The clash between Walt Disney and activist investor Nelson Peltz intensified as the hedge fund manager asserted that his nominees for the entertainment giant's board of directors were better equipped to navigate the post-CEO Bob Iger era than the current members. Disney scheduled the shareholder meeting for April 3, providing investors an opportunity to influence the company's future direction.
Despite Disney's assurance that Iger, 72, will depart by the end of 2026, Peltz remains dissatisfied, advocating for cost-cutting measures, a profitable streaming business, improved movie studio performance, and enhanced succession planning.
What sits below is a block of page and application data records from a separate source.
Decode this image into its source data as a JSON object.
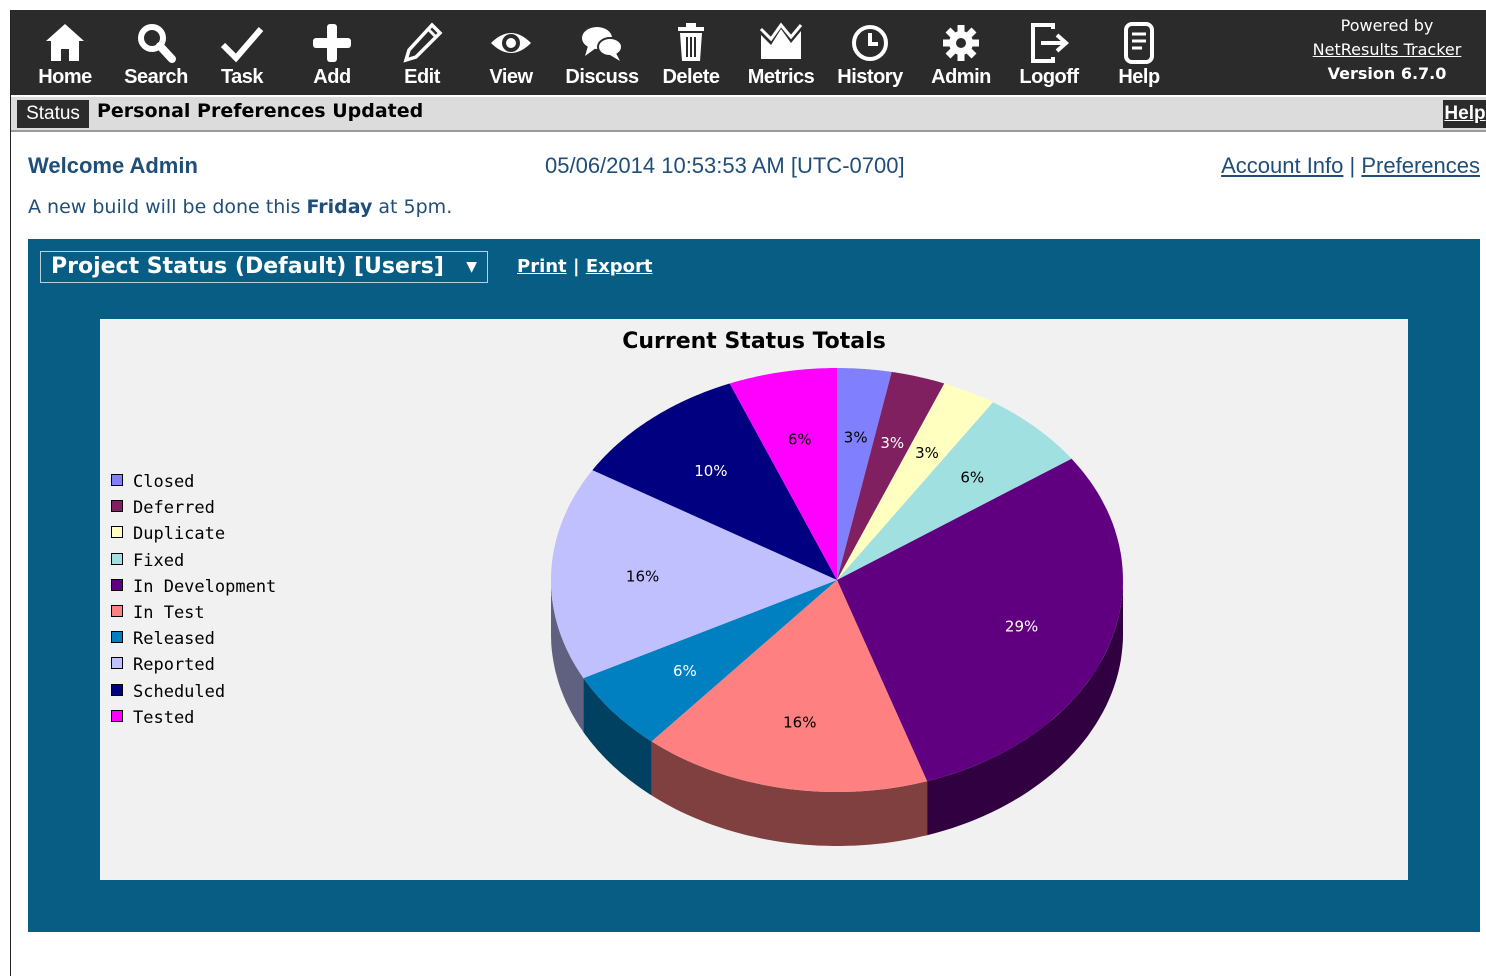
{
  "toolbar": {
    "items": [
      {
        "label": "Home",
        "icon": "home-icon"
      },
      {
        "label": "Search",
        "icon": "search-icon"
      },
      {
        "label": "Task",
        "icon": "checkmark-icon"
      },
      {
        "label": "Add",
        "icon": "plus-icon"
      },
      {
        "label": "Edit",
        "icon": "pencil-icon"
      },
      {
        "label": "View",
        "icon": "eye-icon"
      },
      {
        "label": "Discuss",
        "icon": "speech-bubbles-icon"
      },
      {
        "label": "Delete",
        "icon": "trash-icon"
      },
      {
        "label": "Metrics",
        "icon": "chart-icon"
      },
      {
        "label": "History",
        "icon": "clock-icon"
      },
      {
        "label": "Admin",
        "icon": "gear-icon"
      },
      {
        "label": "Logoff",
        "icon": "logout-icon"
      },
      {
        "label": "Help",
        "icon": "document-icon"
      }
    ],
    "powered_by": "Powered by",
    "product_link": "NetResults Tracker",
    "version": "Version 6.7.0"
  },
  "status": {
    "tag": "Status",
    "message": "Personal Preferences Updated",
    "help": "Help"
  },
  "welcome": {
    "greeting": "Welcome Admin",
    "datetime": "05/06/2014 10:53:53 AM [UTC-0700]",
    "account_info": "Account Info",
    "separator": "|",
    "preferences": "Preferences"
  },
  "notice": {
    "before": "A new build will be done this ",
    "bold": "Friday",
    "after": " at 5pm."
  },
  "panel": {
    "report_select": "Project Status (Default) [Users]",
    "print": "Print",
    "separator": "|",
    "export": "Export"
  },
  "chart_data": {
    "type": "pie",
    "title": "Current Status Totals",
    "categories": [
      "Closed",
      "Deferred",
      "Duplicate",
      "Fixed",
      "In Development",
      "In Test",
      "Released",
      "Reported",
      "Scheduled",
      "Tested"
    ],
    "values": [
      3,
      3,
      3,
      6,
      29,
      16,
      6,
      16,
      10,
      6
    ],
    "labels": [
      "3%",
      "3%",
      "3%",
      "6%",
      "29%",
      "16%",
      "6%",
      "16%",
      "10%",
      "6%"
    ],
    "colors": [
      "#8080ff",
      "#802060",
      "#ffffc0",
      "#a0e0e0",
      "#600080",
      "#ff8080",
      "#0080c0",
      "#c0c0ff",
      "#000080",
      "#ff00ff"
    ],
    "legend_position": "left"
  }
}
Peltz, an octogenarian billionaire, emphasized in a letter to investors that Disney's "strategic missteps" can be attributed to its board. Trian Fund Management, Peltz's firm, filed a regulatory statement proposing the replacement of Disney directors Michael Froman and Maria Elena Lagomasino with Peltz and former Disney CFO Jay Rasulo. Trian argued that, based on Disney's criteria, Froman and Lagomasino lack essential skills in succession planning, media, entertainment, and strategic transformation, while Peltz and Rasulo possess expertise in all crucial areas aligning with Disney's strategy.
In response, Disney released a statement endorsing its 12 nominees as the most qualified to generate shareholder value, urging investors to reject Trian's candidates. Disney contended that Peltz lacks media experience and has not presented strategic ideas, labeling Rasulo's perspective as "stale" since his departure in 2015.
Moreover, Disney distanced itself from the three board candidates proposed by Blackwells Capital, another investor generally supportive of Iger's cost-cutting efforts. Disney argued that Blackwells' nominees lack the necessary talent, skill, or expertise for driving growth.
Disney sought to address concerns about its succession planning in an updated proxy filed with the U.S. Securities and Exchange Commission. The company detailed extensive engagement with its largest shareholders, holding nearly 100 conversations about leadership succession. The succession planning committee convened six times in the previous year, adding James Gorman, a former Morgan Stanley CEO experienced in CEO succession processes, to its board and the committee tasked with finding Iger's replacement. Reports from advisors and a search firm regarding potential CEO candidates have also been received by the board.